- "Thanks for telling the story of Texas through the arts" (editorial), Austin American-Statesman, February 9, 2003.
- "Legislature honors 13 artists, patrons," San Antonio Express-News, March 26, 2003, page 2B.
- "The passing of Lydia Mendoza". richmond.edu. Retrieved February 4, 2012.
- "Lydia Mendoza (vocalist)". DAHR: Discography of American Historical Recordings. University of California at Santa Barbara. Retrieved June 5, 2017.
- "Lydia Mendoza (lyricist)". DAHR: Discography of American Historical Recordings. University of California at Santa Barbara. Retrieved June 5, 2017."Lydia Mendoza (composer)". DAHR: Discography of American Historical Recordings. University of California at Santa Barbara. Retrieved June 5, 2017.
- "Lydia Mendoza (leader)". DAHR: Discography of American Historical Recordings. University of California at Santa Barbara.

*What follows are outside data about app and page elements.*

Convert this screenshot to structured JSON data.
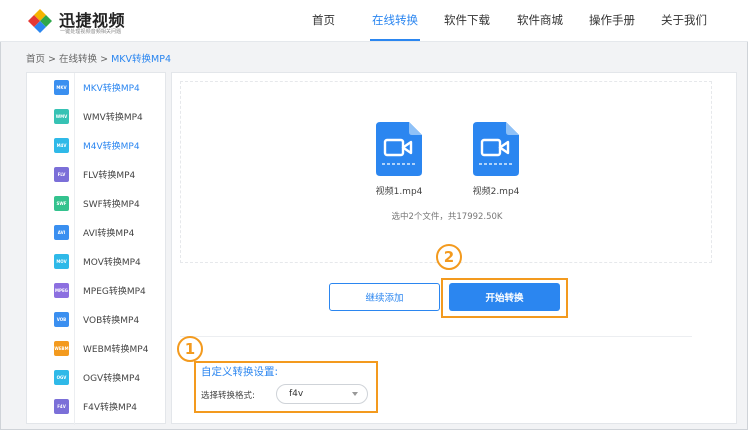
{
  "app": {
    "name": "迅捷视频",
    "tagline": "一键处理视频音频相关问题"
  },
  "nav": {
    "items": [
      {
        "label": "首页"
      },
      {
        "label": "在线转换"
      },
      {
        "label": "软件下载"
      },
      {
        "label": "软件商城"
      },
      {
        "label": "操作手册"
      },
      {
        "label": "关于我们"
      }
    ],
    "active_index": 1
  },
  "breadcrumb": {
    "home": "首页",
    "sep1": ">",
    "section": "在线转换",
    "sep2": ">",
    "current": "MKV转换MP4"
  },
  "sidebar": {
    "active_index": 0,
    "items": [
      {
        "badge": "MKV",
        "label": "MKV转换MP4",
        "color": "#3a8ff0"
      },
      {
        "badge": "WMV",
        "label": "WMV转换MP4",
        "color": "#36c2b4"
      },
      {
        "badge": "M4V",
        "label": "M4V转换MP4",
        "color": "#2fb9e8"
      },
      {
        "badge": "FLV",
        "label": "FLV转换MP4",
        "color": "#7b6fd8"
      },
      {
        "badge": "SWF",
        "label": "SWF转换MP4",
        "color": "#34c28e"
      },
      {
        "badge": "AVI",
        "label": "AVI转换MP4",
        "color": "#3a8ff0"
      },
      {
        "badge": "MOV",
        "label": "MOV转换MP4",
        "color": "#2fb9e8"
      },
      {
        "badge": "MPEG",
        "label": "MPEG转换MP4",
        "color": "#8c6fe0"
      },
      {
        "badge": "VOB",
        "label": "VOB转换MP4",
        "color": "#3a8ff0"
      },
      {
        "badge": "WEBM",
        "label": "WEBM转换MP4",
        "color": "#f39a1e"
      },
      {
        "badge": "OGV",
        "label": "OGV转换MP4",
        "color": "#2fb9e8"
      },
      {
        "badge": "F4V",
        "label": "F4V转换MP4",
        "color": "#7b6fd8"
      }
    ]
  },
  "files": {
    "items": [
      {
        "name": "视频1.mp4",
        "icon": "video-file-icon"
      },
      {
        "name": "视频2.mp4",
        "icon": "video-file-icon"
      }
    ],
    "summary": "选中2个文件，共17992.50K"
  },
  "actions": {
    "add_label": "继续添加",
    "start_label": "开始转换"
  },
  "callouts": {
    "one": "1",
    "two": "2"
  },
  "settings": {
    "title": "自定义转换设置:",
    "format_label": "选择转换格式:",
    "format_value": "f4v"
  },
  "colors": {
    "accent": "#2b86f0",
    "highlight": "#f39a1e"
  }
}
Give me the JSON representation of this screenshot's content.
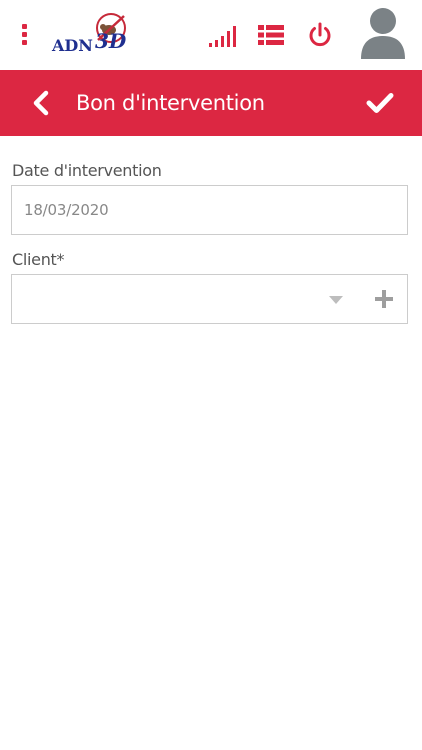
{
  "topbar": {
    "logo": {
      "text": "ADN",
      "number": "3D"
    }
  },
  "header": {
    "title": "Bon d'intervention"
  },
  "form": {
    "date": {
      "label": "Date d'intervention",
      "value": "18/03/2020"
    },
    "client": {
      "label": "Client*",
      "value": ""
    }
  },
  "colors": {
    "primary_red": "#dc2742",
    "avatar_gray": "#7b8286",
    "logo_blue": "#1f2f8f"
  },
  "icons": {
    "menu": "vertical-dots-icon",
    "signal": "signal-bars-icon",
    "list": "list-icon",
    "power": "power-icon",
    "avatar": "user-avatar-icon",
    "back": "chevron-left-icon",
    "confirm": "check-icon",
    "dropdown": "caret-down-icon",
    "add": "plus-icon"
  }
}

Retrieved June 5, 2017.
- "Lydia Mendoza (songwriter)". DAHR: Discography of American Historical Recordings. University of California at Santa Barbara. Retrieved June 5, 2017.
- a profile of Lydia Mendoza on National Public Radio
- John Burnett, Lydia Mendoza: The First Lady Of Tejano, National Public Radio
- Obituary in SF Gate
-  Crazy Heart (2009) Soundtrack, "Mal Hombre" (1934)
- U.S. Postal Service Launches Music Icons Series with Stamp Honoring Tejano Music Trailblazer Lydia Mendoza